How we cite our quotes:
"You mean, [ownership of the wood will come back to our family] if he dies," Winnie had said, flatly, and they had sat back, shocked. Soon after, they put her to bed, with many kisses. But they peered at her anxiously over their shoulders as they tiptoed out of her bedroom, as if they sensed that she was different now from what she had been before. As if some part of her had slipped away. (21.4)
We can't quite get a read on Winnie's family. What do you think? Do they love her? Are they good to her? Have they learned their lesson after the whole running away fiasco?
She rocked, gazing out at the twilight, and the soothing feeling came reliably into her bones. That feeling—it tied her to them, to her mother, her father, her grandmother, with strong threads too ancient and precious to be broken. But there were new threads now, tugging and insistent, which tied her just as firmly to the Tucks. (21.5)
At this point in the novel, Winnie feels torn between her own family and the Tucks. But she chooses her family, right? Why?

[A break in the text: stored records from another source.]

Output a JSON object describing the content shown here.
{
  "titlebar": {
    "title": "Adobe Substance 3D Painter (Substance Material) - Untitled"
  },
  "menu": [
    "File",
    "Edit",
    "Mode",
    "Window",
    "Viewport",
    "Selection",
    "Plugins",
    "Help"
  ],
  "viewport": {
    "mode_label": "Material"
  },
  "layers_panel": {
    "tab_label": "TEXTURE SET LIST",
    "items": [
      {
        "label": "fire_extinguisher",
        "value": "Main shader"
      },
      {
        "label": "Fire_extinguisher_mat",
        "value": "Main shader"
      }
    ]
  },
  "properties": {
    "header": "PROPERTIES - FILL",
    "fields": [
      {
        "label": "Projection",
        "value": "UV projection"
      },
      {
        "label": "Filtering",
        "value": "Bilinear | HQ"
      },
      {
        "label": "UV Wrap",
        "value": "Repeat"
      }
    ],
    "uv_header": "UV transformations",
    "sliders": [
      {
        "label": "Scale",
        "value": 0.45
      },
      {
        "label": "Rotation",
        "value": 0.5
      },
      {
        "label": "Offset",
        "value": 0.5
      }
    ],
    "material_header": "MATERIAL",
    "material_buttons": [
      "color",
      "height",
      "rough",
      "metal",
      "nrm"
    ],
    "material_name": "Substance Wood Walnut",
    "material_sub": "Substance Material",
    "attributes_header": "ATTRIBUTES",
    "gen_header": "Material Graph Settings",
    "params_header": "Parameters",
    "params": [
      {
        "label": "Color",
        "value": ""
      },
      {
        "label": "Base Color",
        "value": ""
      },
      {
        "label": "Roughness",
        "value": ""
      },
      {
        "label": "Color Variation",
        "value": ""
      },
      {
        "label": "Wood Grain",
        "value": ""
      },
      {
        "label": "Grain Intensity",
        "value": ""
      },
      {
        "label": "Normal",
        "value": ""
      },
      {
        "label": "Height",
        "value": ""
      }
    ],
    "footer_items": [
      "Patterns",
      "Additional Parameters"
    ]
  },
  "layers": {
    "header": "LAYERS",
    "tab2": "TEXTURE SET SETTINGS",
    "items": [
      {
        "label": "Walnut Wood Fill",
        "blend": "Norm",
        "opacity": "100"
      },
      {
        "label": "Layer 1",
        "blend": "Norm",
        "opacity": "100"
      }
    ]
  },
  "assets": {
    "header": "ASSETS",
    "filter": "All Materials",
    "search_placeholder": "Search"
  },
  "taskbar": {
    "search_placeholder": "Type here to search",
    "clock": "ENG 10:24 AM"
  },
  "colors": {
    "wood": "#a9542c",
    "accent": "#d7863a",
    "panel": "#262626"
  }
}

One by one, as the rain began, they drew her to them and kissed her. One by one she kissed them back. Was it rain on Mae's face? On Tuck's? Or was it tears? Jesse was last. He put his arms around her and hugged her tight, and whispered the single word, "Remember!" (24.12)
Goodbyes are the worst. Especially when it's with family.